Acopia Young Weavers: Bringing Weaving Traditions Back to Life

Deb Carpenter-BeckBehind the Scenes

Not long ago the tradition of weaving was disappearing in Acopia, a small community located on the shores of Acopia Lago, eighty-seven miles south of Cusco, Peru. Only the older women of this lake-side village were weaving, and their traditional techniques and designs were quickly dying with them. All of that has changed in recent years thanks to the efforts of the Center for Traditional Textiles of Cusco (CTTC) and their ATA-supported Young Weavers program. Working with Acopia elders, CTTC staff encouraged them to pass on their weaving knowledge to the youth of their village—young men and women such as Paola Medina Condori Nina and her friend Rocío Gonzales. “I heard the call from a speaker, ‘People who want to … Read More

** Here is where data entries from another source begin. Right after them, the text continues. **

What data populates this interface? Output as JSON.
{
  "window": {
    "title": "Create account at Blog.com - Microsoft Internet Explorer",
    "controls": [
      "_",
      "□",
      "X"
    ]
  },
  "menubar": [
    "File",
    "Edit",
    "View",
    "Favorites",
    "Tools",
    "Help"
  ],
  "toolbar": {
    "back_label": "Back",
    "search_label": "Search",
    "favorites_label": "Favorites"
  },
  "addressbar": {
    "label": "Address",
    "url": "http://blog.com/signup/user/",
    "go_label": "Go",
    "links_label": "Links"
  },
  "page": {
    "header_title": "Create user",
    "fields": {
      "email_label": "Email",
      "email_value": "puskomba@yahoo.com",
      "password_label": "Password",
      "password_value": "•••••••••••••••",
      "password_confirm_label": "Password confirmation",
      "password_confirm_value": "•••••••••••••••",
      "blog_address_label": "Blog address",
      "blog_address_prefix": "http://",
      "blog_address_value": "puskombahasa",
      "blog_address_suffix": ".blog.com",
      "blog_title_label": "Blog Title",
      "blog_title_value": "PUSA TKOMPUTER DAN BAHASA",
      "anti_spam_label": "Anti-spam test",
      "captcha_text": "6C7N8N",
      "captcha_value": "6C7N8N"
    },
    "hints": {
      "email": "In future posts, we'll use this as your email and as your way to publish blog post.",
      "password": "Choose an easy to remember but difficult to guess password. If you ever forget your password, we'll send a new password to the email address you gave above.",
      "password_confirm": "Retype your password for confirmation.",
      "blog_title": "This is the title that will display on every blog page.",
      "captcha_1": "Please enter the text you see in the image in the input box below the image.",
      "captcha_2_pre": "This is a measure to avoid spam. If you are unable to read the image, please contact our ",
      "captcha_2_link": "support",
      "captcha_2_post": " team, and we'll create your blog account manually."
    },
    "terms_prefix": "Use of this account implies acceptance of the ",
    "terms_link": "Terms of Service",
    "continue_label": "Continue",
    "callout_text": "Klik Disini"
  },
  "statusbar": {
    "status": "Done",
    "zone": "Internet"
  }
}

Wisdom, Grace, and Intrepid Adventurers—A Thank You to Jannes Gibson and Betty Doerr

Sandi CardilloMeet Our Board

This spring the Andean Textile Arts (ATA) board said goodbye and thank you to two amazing women. Jannes (Jan) Gibson and Betty Doerr stepped down from their formal positions on the board, but their presence remains. Jan and Betty were truly pathfinders. Women of a certain grace and wisdom. Women who made a difference in the lives of so many.  In 2020, ATA president Marilyn Murphy asked that I take on a project of working with Jan and Betty to glean their knowledge of Andean Textile Arts’ history. We loosely called it the “memories project.” The intent was to capture the stories of ATA’s early work with the Center for Traditional Textiles of Cusco (CTTC) in Peru. The Margaret Mead … Read More